Bubba Watson and Justin Rose put on an amazing show of birdies in blustery conditions at Doral, making 17 between them while playing in the same group Friday at the Cadillac Championship in Doral, Fla.
Their playful feud was decided by Watson’s eagle, giving him a 10-under 62 and a one-shot lead in the World Golf Championship event.
Watson belted a 3-iron that barely got over a palm tree, carried over the water into the wind, and settled 6 feet away on the par-5 eighth (his 17th hole) for an eagle putt that gave him a one-shot lead over Rose.
Mark Wilson, the third in that group, shot a respectable 70 and was just along for the ride.
“They did everything right,’’ Wilson said. “It was some of the best golf I’ve seen collectively between them.’’
Watson was at 12-under 132 and will get to play again in the final group Saturday with Rose, who had to settle for a 64.
“Maybe they’ve been cutting the hole a little bigger,’’ Rose said.
Despite the steady wind, there were plenty of low scores on the Blue Monster. The average score was 69.9, close to three strokes easier than the opening round. There were 12 scores in the 60s Thursday, and 31 Friday.
Tiger Woods played bogey-free for a 67 and actually lost ground. He moved up the leaderboard, but is seven shots behind going into the weekend, with 14 players ahead of him.
Rory McIlroy, in his first tournament as the world No. 1, managed a 69 and fell 10 shots off the lead.
Perhaps most peculiar about Watson being atop the leaderboard at Doral is that he really doesn’t like the course. Without many trees except for the waving palms, he can’t figure out where he’s supposed to be hitting the ball. But he kept hitting it long, had short irons into the greens, and made his share of putts. That works just about anywhere.
As always, there were a few shots that only Watson can see.
He was so far left of the sixth fairway a tree was blocking his path to the green. Watson had only 135 yards to the hole, but instead of playing a sand wedge, he hit 9-iron and aimed it some 20 yards right of the green, slicing it back into the left-to-right wind beyond the hole until the wind pushed it back on the descent. It landed 6 feet from the cup.
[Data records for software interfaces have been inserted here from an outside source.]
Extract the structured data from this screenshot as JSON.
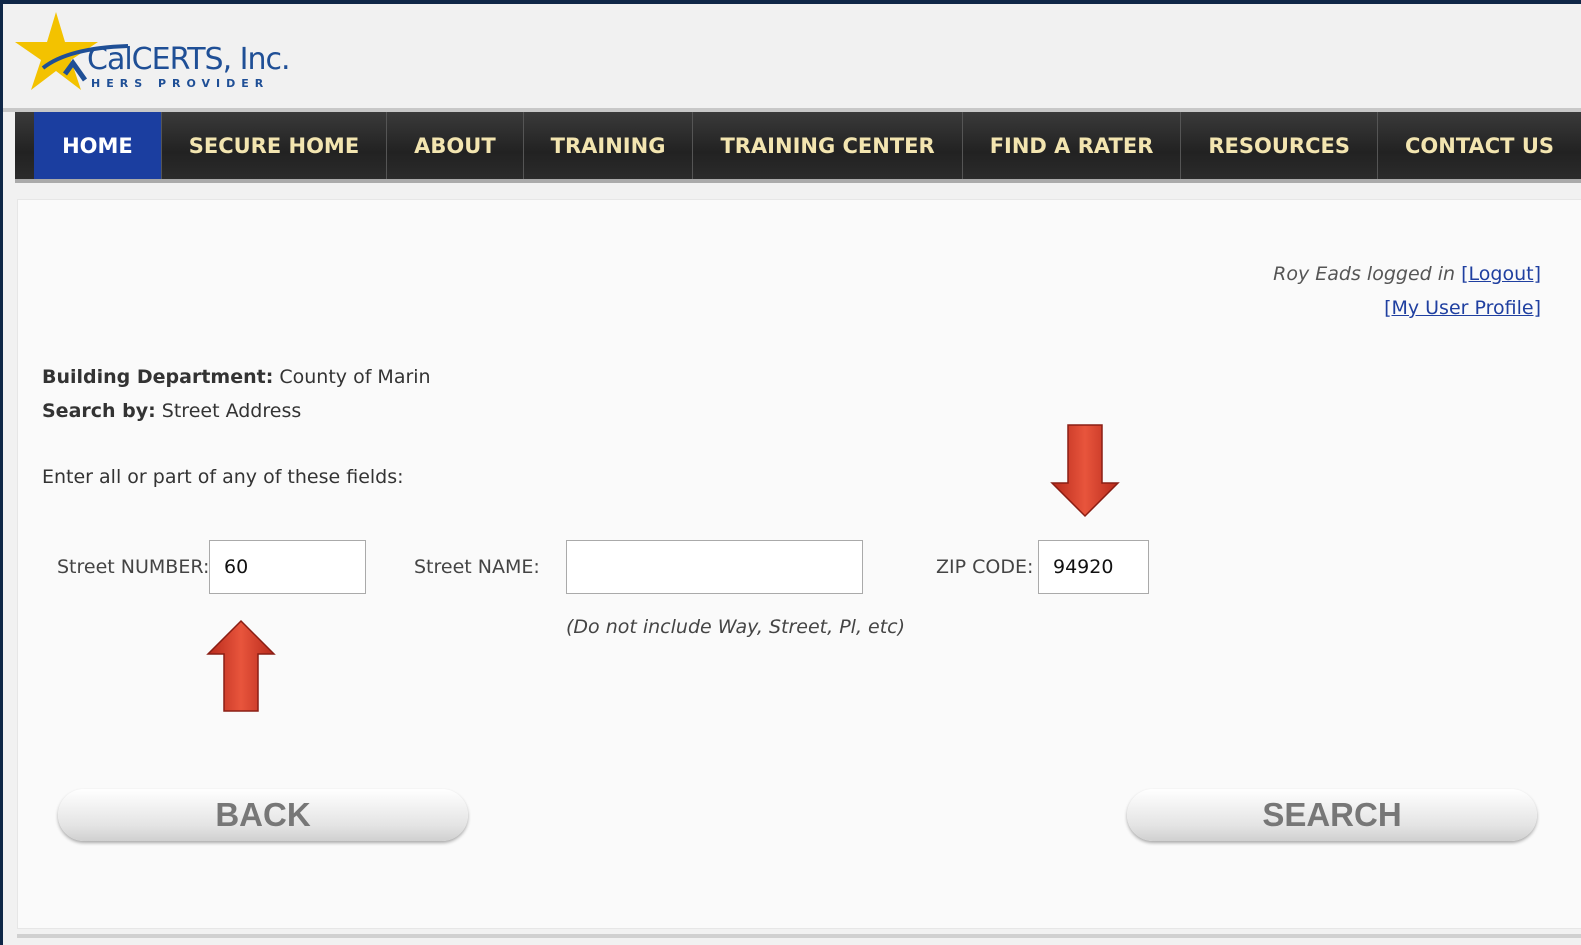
{
  "brand": {
    "name": "CalCERTS, Inc.",
    "tagline": "HERS PROVIDER",
    "colors": {
      "accent": "#1b3ea0",
      "nav_text": "#f3e5b0",
      "star": "#f3c200",
      "arrow": "#d6402c"
    }
  },
  "nav": {
    "items": [
      {
        "label": "HOME",
        "active": true
      },
      {
        "label": "SECURE HOME"
      },
      {
        "label": "ABOUT"
      },
      {
        "label": "TRAINING"
      },
      {
        "label": "TRAINING CENTER"
      },
      {
        "label": "FIND A RATER"
      },
      {
        "label": "RESOURCES"
      },
      {
        "label": "CONTACT US"
      }
    ]
  },
  "session": {
    "logged_in_text": "Roy Eads logged in",
    "logout_label": "[Logout]",
    "profile_label": "[My User Profile]"
  },
  "info": {
    "building_department_label": "Building Department:",
    "building_department_value": "County of Marin",
    "search_by_label": "Search by:",
    "search_by_value": "Street Address",
    "instructions": "Enter all or part of any of these fields:"
  },
  "form": {
    "street_number": {
      "label": "Street NUMBER:",
      "value": "60"
    },
    "street_name": {
      "label": "Street NAME:",
      "value": "",
      "note": "(Do not include Way, Street, Pl, etc)"
    },
    "zip_code": {
      "label": "ZIP CODE:",
      "value": "94920"
    }
  },
  "buttons": {
    "back_label": "BACK",
    "search_label": "SEARCH"
  },
  "annotations": {
    "arrow_icon_up": "arrow-up-icon",
    "arrow_icon_down": "arrow-down-icon"
  }
}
Watson was in the fairway on the par-5 eighth, but the best path to the green was around a palm tree near the ropes where the photographers were camped out.
“I took it right up the edge of that tree. There’s a little tree there and it actually nicked that limb a little bit,’’ Watson said. “I hit it as hard as I could, just a low, what everybody calls a stinger. Hit as hard as I could low and knew it wasn’t going to slice. So all I was protecting was the draw and it went dead straight and came off perfect. And the rest is history.’’
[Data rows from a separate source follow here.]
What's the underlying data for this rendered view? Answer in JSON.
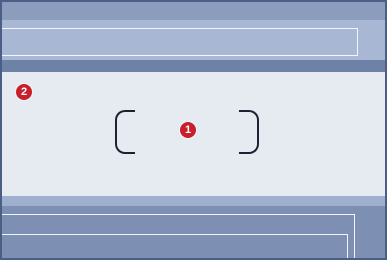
{
  "screen": {
    "markers": [
      {
        "id": "marker-1",
        "label": "1"
      },
      {
        "id": "marker-2",
        "label": "2"
      }
    ],
    "panel_text_faint": "",
    "colors": {
      "frame": "#6d82a6",
      "panel": "#e6ebf2",
      "marker": "#c81f2c",
      "bracket": "#1b2230"
    }
  }
}
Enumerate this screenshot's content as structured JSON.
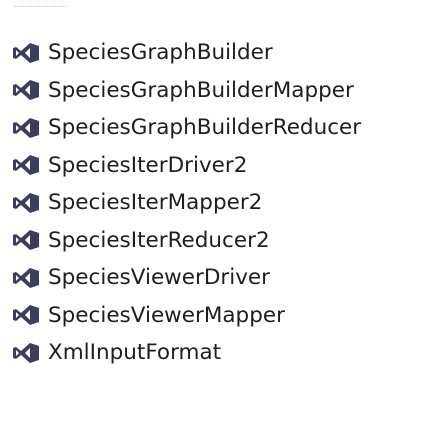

He went from one shot behind to one shot ahead of Rose, who had nothing to apologize about his 64. Rose, who contended last week in the wind at the Honda Classic, ran off four birdies in a five-hole stretch around the turn, the exception coming on the 18th.
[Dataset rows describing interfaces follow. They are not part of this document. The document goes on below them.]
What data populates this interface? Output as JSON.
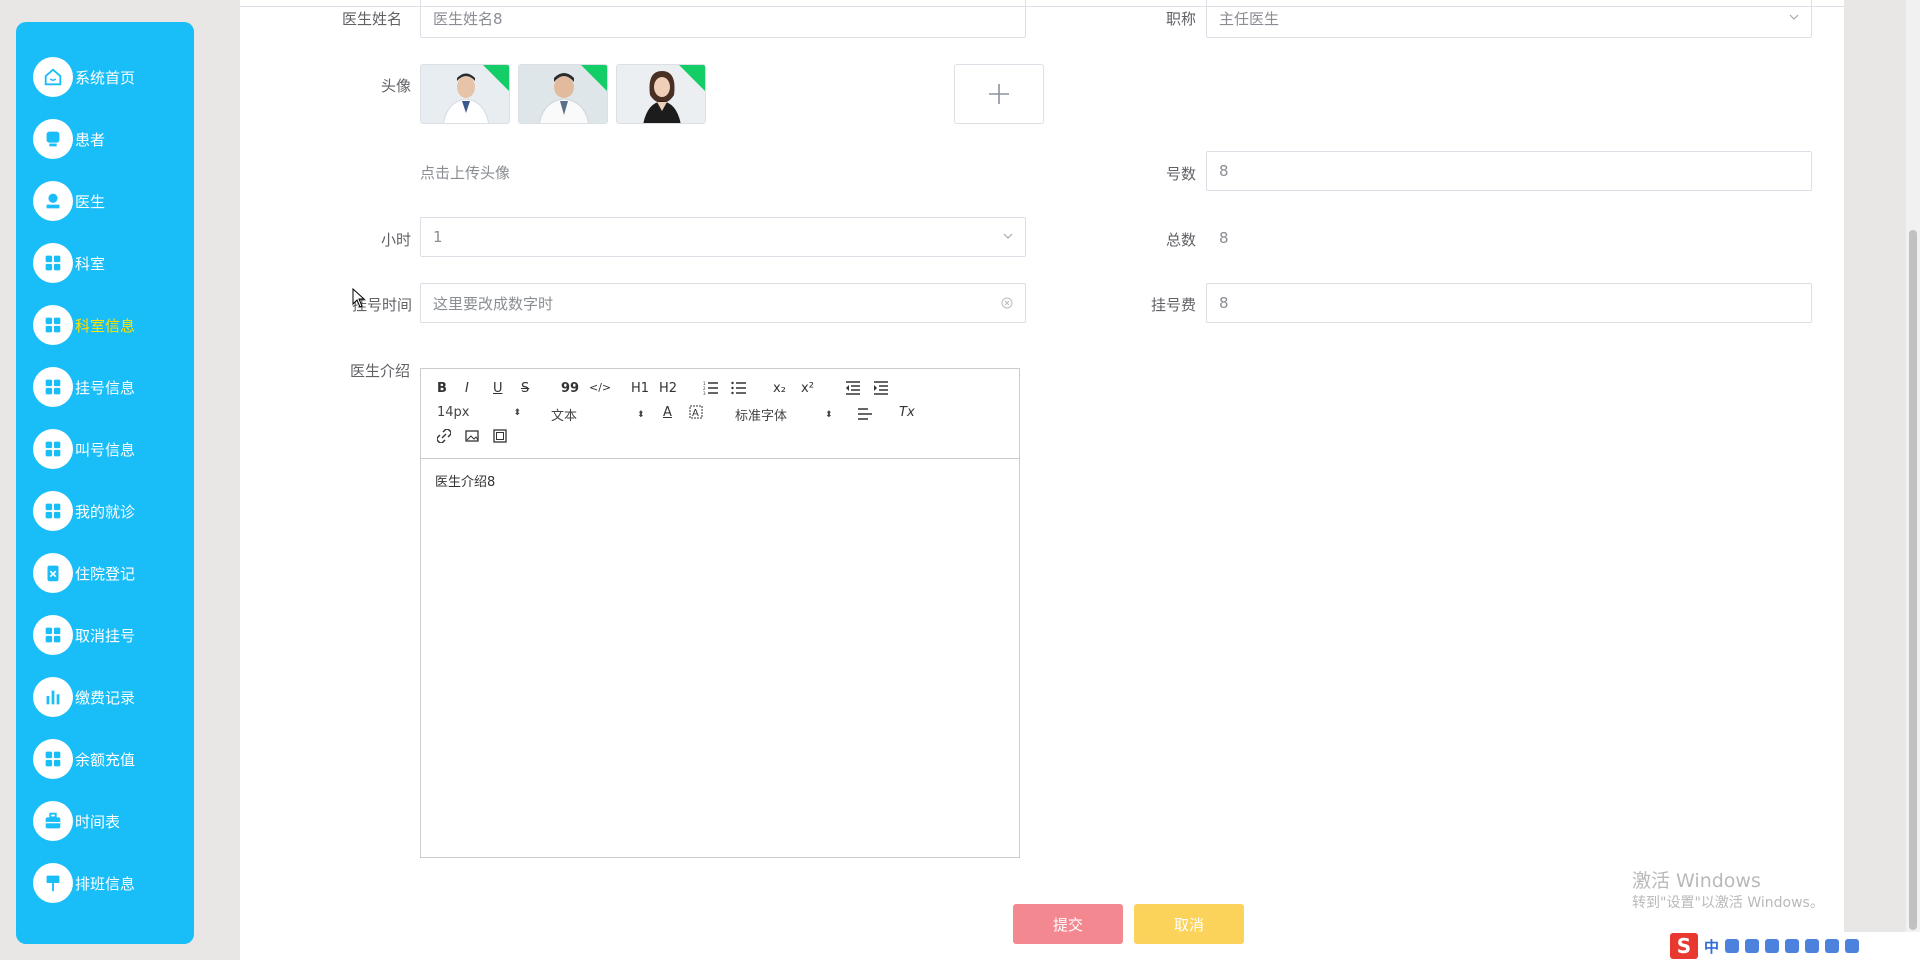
{
  "sidebar": {
    "items": [
      {
        "label": "系统首页",
        "icon": "home-icon"
      },
      {
        "label": "患者",
        "icon": "monitor-icon"
      },
      {
        "label": "医生",
        "icon": "user-stamp-icon"
      },
      {
        "label": "科室",
        "icon": "grid-icon"
      },
      {
        "label": "科室信息",
        "icon": "grid-icon",
        "active": true
      },
      {
        "label": "挂号信息",
        "icon": "grid-icon"
      },
      {
        "label": "叫号信息",
        "icon": "grid-icon"
      },
      {
        "label": "我的就诊",
        "icon": "grid-icon"
      },
      {
        "label": "住院登记",
        "icon": "clipboard-icon"
      },
      {
        "label": "取消挂号",
        "icon": "grid-icon"
      },
      {
        "label": "缴费记录",
        "icon": "bar-chart-icon"
      },
      {
        "label": "余额充值",
        "icon": "grid-icon"
      },
      {
        "label": "时间表",
        "icon": "briefcase-icon"
      },
      {
        "label": "排班信息",
        "icon": "pin-icon"
      }
    ],
    "accent_color": "#19bdf8",
    "active_color": "#ffe100"
  },
  "form": {
    "doctor_name": {
      "label": "医生姓名",
      "value": "医生姓名8"
    },
    "title": {
      "label": "职称",
      "value": "主任医生"
    },
    "avatar": {
      "label": "头像",
      "hint": "点击上传头像"
    },
    "number": {
      "label": "号数",
      "value": "8"
    },
    "hour": {
      "label": "小时",
      "value": "1"
    },
    "total": {
      "label": "总数",
      "value": "8"
    },
    "reg_time": {
      "label": "挂号时间",
      "value": "这里要改成数字时"
    },
    "reg_fee": {
      "label": "挂号费",
      "value": "8"
    },
    "intro": {
      "label": "医生介绍",
      "content": "医生介绍8"
    }
  },
  "editor": {
    "font_size": "14px",
    "text_type": "文本",
    "font_family": "标准字体",
    "tools": {
      "bold": "B",
      "italic": "I",
      "underline": "U",
      "strike": "S",
      "quote": "99",
      "code": "</>",
      "h1": "H1",
      "h2": "H2",
      "sub": "x₂",
      "sup": "x²",
      "color": "A",
      "clear": "Tx"
    }
  },
  "buttons": {
    "submit": "提交",
    "cancel": "取消"
  },
  "watermark": {
    "line1": "激活 Windows",
    "line2": "转到\"设置\"以激活 Windows。"
  },
  "ime": {
    "logo": "S",
    "lang": "中"
  }
}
Adam Scott holed a 20-foot putt on 18 for a birdie-birdie finish that allowed him to recover from a double bogey on the eighth hole. He shot a 68 and was at 10-under.
Peter Hanson, who reached the quarterfinals of the Match Play Championship, took another step toward trying to secure a PGA Tour card. He had a 65 and was alone in fourth.
PGA champion Keegan Bradley (67) is four shots behind, tied with Thomas Bjorn (68). The group at 7-under includes Charl Schwartzel and Martin Kaymer.
Phil Mickelson was 1 under after a 71.
PGA - Matt Jones shot a 5-under 67 in windy conditions to open a three-stroke lead over George McNeill (70) after two rounds of the Puerto Rico Open in Rio Grande.
Jones, tied with McNeill for the first-round lead, had a bogey-free round to reach 11-under 133 on the Trump International course.